- TASK TO COMPLETE
Each line below that carries the string "this" must appear in the answer.

(Stored items)

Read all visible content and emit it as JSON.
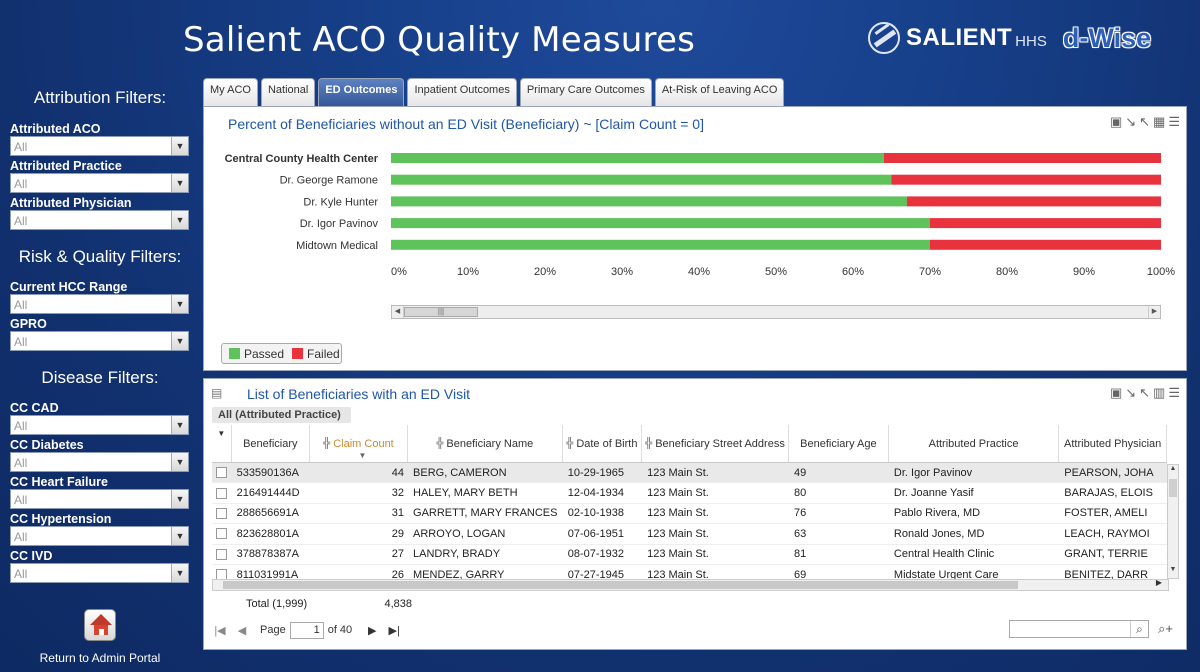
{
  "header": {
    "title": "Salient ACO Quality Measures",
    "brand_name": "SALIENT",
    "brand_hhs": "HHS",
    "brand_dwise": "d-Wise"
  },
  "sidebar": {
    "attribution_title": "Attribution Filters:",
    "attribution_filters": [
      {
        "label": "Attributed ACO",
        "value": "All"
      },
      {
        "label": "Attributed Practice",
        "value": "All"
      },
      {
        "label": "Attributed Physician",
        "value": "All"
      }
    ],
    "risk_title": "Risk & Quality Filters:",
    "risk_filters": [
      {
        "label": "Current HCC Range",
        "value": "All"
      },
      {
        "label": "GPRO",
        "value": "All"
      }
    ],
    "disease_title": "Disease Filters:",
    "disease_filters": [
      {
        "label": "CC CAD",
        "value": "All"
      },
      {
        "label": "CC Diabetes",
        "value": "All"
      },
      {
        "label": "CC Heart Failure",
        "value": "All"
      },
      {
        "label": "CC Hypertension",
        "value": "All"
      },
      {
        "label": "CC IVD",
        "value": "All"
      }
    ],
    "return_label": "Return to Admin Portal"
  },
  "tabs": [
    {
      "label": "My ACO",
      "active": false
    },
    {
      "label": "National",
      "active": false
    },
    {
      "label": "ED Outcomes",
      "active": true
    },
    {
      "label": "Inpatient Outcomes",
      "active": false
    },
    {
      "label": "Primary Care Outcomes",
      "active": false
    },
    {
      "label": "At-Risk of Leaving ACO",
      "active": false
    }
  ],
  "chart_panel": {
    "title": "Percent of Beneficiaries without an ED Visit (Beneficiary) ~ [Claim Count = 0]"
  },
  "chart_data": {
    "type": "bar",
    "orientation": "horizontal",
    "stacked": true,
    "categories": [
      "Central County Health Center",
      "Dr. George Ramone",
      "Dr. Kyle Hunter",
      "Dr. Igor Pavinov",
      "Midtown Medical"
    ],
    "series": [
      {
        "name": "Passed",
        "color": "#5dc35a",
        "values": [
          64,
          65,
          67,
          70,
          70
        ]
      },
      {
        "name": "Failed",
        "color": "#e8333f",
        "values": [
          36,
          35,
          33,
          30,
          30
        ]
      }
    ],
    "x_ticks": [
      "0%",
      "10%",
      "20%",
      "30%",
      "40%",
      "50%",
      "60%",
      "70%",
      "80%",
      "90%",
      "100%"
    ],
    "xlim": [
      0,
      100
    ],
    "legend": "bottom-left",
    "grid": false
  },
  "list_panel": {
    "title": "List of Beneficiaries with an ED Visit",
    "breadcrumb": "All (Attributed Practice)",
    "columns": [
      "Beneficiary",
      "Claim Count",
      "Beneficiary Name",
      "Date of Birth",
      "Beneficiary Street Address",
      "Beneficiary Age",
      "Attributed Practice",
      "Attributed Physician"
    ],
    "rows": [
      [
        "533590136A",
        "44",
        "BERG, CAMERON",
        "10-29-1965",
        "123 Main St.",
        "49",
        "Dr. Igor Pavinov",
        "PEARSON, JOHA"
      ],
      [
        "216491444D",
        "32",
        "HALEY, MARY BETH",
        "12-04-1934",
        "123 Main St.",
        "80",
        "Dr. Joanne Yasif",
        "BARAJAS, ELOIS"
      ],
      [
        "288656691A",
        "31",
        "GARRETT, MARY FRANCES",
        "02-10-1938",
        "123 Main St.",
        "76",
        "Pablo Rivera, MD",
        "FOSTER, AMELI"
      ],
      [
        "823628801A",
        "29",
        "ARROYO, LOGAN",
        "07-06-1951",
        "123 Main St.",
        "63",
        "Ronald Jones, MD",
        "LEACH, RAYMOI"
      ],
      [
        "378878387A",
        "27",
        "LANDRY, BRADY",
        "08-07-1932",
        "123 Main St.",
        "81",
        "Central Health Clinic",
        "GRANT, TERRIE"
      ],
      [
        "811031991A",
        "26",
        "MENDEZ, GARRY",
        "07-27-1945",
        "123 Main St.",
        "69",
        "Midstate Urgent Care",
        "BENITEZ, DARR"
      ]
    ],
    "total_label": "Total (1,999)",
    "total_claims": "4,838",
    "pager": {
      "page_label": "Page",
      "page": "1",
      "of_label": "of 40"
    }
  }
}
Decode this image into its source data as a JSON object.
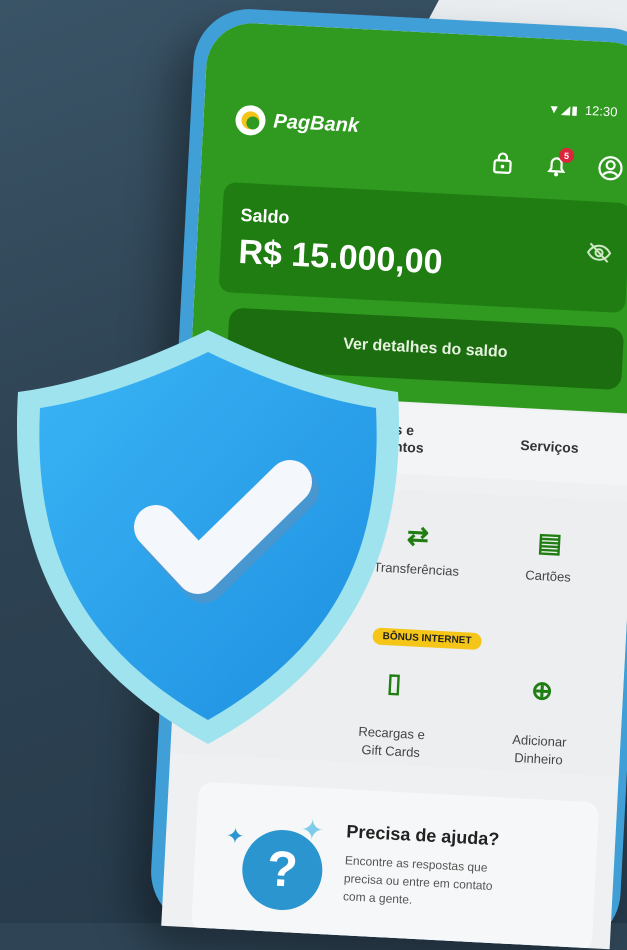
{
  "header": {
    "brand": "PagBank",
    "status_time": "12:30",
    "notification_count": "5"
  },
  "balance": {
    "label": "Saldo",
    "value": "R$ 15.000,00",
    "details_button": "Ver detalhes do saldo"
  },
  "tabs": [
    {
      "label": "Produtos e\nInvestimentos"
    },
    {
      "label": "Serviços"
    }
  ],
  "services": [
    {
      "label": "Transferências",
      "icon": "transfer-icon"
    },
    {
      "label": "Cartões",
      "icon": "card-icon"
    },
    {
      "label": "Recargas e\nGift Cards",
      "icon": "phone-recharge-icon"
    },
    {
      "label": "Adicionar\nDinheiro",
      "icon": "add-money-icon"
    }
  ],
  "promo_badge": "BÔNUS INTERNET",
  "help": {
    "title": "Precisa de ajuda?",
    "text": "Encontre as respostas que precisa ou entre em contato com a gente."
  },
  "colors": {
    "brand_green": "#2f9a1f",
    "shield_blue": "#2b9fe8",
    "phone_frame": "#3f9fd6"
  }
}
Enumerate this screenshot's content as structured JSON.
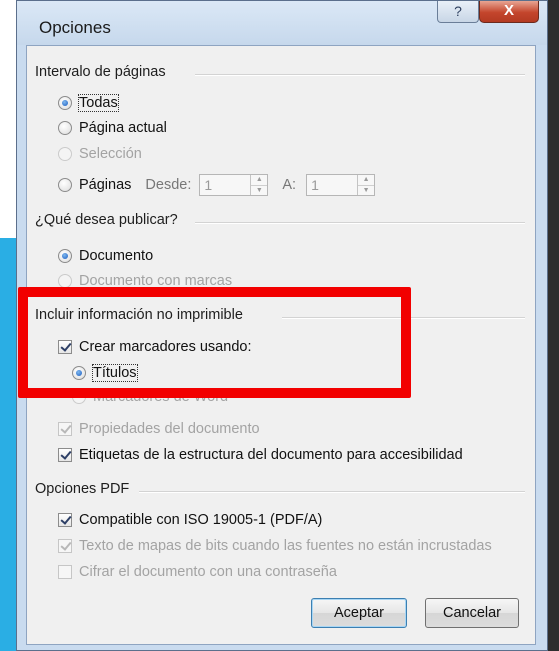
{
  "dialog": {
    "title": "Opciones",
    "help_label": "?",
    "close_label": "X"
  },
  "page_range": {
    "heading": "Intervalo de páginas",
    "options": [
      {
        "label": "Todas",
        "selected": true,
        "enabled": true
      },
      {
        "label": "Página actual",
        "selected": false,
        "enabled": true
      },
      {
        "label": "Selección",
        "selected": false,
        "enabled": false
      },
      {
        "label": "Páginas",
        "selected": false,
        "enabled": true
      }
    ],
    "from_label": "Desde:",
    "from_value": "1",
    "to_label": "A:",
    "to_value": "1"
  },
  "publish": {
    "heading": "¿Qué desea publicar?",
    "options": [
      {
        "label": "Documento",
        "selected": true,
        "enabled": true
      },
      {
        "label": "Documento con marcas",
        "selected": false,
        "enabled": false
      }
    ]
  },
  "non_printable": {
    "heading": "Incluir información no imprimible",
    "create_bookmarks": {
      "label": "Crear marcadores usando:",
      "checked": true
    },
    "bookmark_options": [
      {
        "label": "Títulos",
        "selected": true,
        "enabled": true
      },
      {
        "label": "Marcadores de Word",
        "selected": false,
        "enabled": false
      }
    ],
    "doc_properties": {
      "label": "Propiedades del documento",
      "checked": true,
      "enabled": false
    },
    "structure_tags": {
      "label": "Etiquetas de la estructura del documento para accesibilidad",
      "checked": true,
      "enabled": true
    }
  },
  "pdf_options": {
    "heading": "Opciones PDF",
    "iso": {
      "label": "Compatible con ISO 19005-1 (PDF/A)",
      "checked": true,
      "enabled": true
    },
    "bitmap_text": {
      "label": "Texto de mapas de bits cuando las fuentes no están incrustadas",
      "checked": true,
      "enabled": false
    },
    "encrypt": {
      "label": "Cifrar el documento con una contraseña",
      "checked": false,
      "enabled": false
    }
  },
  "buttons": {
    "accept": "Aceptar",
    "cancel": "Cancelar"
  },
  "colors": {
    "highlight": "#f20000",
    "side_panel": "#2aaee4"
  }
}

- EXPECTED OUTPUT
Decode this image into its source data as a JSON object.
Enumerate this screenshot's content as structured JSON.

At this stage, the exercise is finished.